For the past six weeks, local television stations and The Kansas City Star have had extensive coverage of murder victim Precious Doe, the unknown four-year-old black girl whose decapitated body was found in a wooded area in April. That case's compelling details -- horrific violence, an unidentified child as the victim and a mystery perpetrator -- gripped the attention of area newsrooms.
Detective Marcus Regan, who also works in the homicide division, agrees that many murders are not covered by local media. "We get a lot of black males eighteen to 25 years old," says Regan. "Nobody ever writes about it. But let it happen on the Plaza or in Westport, and it's going to be in the newspaper and on TV."
Geography has nothing to do with which stories KMBC Channel 9 decides to air on its newscast, says assistant news director Gerry Roberts. "We cover stories in the inner city as much as we do any other stories," Roberts says. News coverage of murder victims depends on the individual cases, whether a family is affected, when the crime happened and what else is going on that day, he says. "We don't ignore stories in the inner city."
The night of Sherman's murder, KSHB Channel 41 wasn't at the scene, says Laura Clark, news director at Channel 41, but of seven murders in Kansas City urban areas that weekend, six were noted on Channel 41 news.
"I can understand how anyone who has a loved one injured or killed in a crime would feel that their family member deserves coverage and justice," says Clark. "But to suggest as a larger premise that we don't cover enough [urban crime] is untrue. Part of our commitment is to try to give perspective to some of those stories and help people understand who these people were."
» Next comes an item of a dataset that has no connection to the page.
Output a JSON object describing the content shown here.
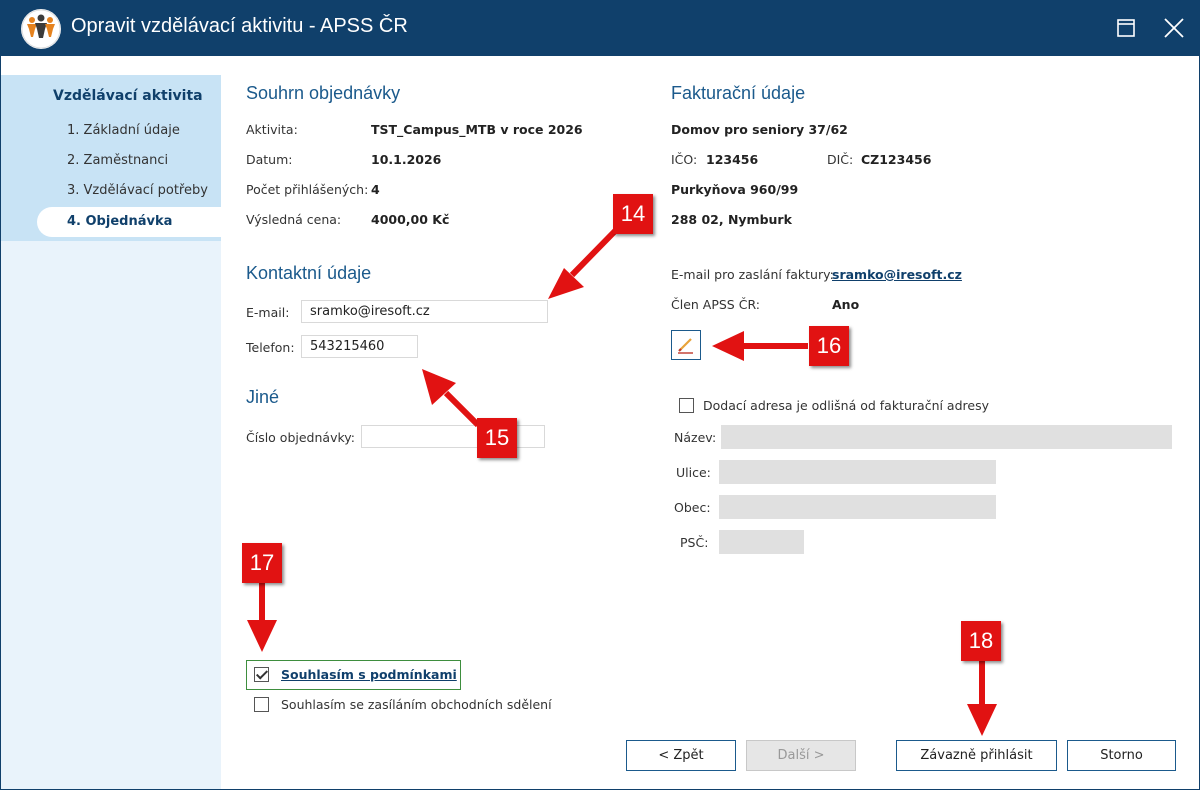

Clark frequently hears from people in urban communities that Channel 41 covers too much inner city crime. "They fear that people will think that all that happens in the urban areas is crime," says Clark. "Most of the feedback is from people who want their community reflected in a positive light, not just that there is crime."
The day of Sherman's funeral, parked cars lined the streets by Williams' little brick church on Troost. A somber crowd milled about on the sidewalk. The tiny chapel was packed, and another room with 200 chairs was crammed full. "Let's stop the violence. It doesn't have to be this way," several teenagers at the podium pleaded. Toward the end of the service, security guards cleared a path in the crowded hallway for mourners to enter the chapel and file by the casket.
"I looked out and saw a lot of hurting people, a lot of angry young folk," says Williams, who recalls one young man in particular who stood before the coffin and whispered, "I'll be next."
"That's what I saw all around the room that day," says Williams, "no hope." But Williams hasn't lost faith in his community.
His church -- which is across the street from one liquor store and a block away from another -- also serves as an outreach center. He offers a program to teach children and adults in the poverty-stricken community how to read. Speakers educate about drugs and AIDS. Williams wants to work with other churches to create jobs for young men who otherwise turn to crime in a desperate attempt to survive and support their families.
For now, says Williams, his top priority is to find a way to stop the killing that tears apart his community. Inner city violence is not getting covered by local media, says Williams, because people who struggle daily just to survive are considered second-class citizens. That makes him angry, he says, because lives on the east side of town are no less valuable than any others.
"We may not be the most influential people in the city, but we are Homo sapiens," says Williams. "These young men are dying, and they're not coming back."